(Input data begins)

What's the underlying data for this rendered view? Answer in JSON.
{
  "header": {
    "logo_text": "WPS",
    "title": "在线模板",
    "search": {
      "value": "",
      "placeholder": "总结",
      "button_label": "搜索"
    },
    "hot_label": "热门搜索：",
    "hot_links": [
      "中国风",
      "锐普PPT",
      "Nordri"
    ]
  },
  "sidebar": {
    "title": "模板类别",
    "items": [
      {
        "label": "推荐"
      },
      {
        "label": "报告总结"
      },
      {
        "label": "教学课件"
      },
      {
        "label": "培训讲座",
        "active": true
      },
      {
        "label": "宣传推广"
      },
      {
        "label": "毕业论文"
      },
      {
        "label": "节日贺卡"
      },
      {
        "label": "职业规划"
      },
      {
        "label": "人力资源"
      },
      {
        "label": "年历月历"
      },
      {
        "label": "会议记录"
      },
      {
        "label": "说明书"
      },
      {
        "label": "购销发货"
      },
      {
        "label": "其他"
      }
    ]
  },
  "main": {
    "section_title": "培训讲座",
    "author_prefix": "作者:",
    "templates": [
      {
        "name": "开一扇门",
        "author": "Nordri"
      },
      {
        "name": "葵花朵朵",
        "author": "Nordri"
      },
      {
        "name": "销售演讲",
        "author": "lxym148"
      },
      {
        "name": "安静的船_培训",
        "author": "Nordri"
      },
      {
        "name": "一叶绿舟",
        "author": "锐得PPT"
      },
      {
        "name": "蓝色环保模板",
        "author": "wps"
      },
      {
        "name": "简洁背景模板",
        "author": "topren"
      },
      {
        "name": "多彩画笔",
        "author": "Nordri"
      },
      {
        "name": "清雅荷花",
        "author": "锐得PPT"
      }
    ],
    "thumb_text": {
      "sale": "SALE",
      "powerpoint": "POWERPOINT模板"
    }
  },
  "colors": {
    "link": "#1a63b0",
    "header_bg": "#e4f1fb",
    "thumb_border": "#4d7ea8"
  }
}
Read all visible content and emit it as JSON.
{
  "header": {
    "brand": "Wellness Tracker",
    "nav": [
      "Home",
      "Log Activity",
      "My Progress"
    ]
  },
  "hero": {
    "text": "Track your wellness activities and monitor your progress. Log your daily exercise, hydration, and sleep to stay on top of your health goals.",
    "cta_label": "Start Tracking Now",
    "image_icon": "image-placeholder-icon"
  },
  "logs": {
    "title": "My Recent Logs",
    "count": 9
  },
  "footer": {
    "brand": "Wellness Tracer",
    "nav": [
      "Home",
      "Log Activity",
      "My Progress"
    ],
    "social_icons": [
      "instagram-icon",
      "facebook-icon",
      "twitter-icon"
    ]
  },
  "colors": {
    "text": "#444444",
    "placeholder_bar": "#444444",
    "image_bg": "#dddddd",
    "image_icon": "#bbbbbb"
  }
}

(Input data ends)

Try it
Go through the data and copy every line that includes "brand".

Answer to this exercise
    "brand": "Wellness Tracker",
    "brand": "Wellness Tracer",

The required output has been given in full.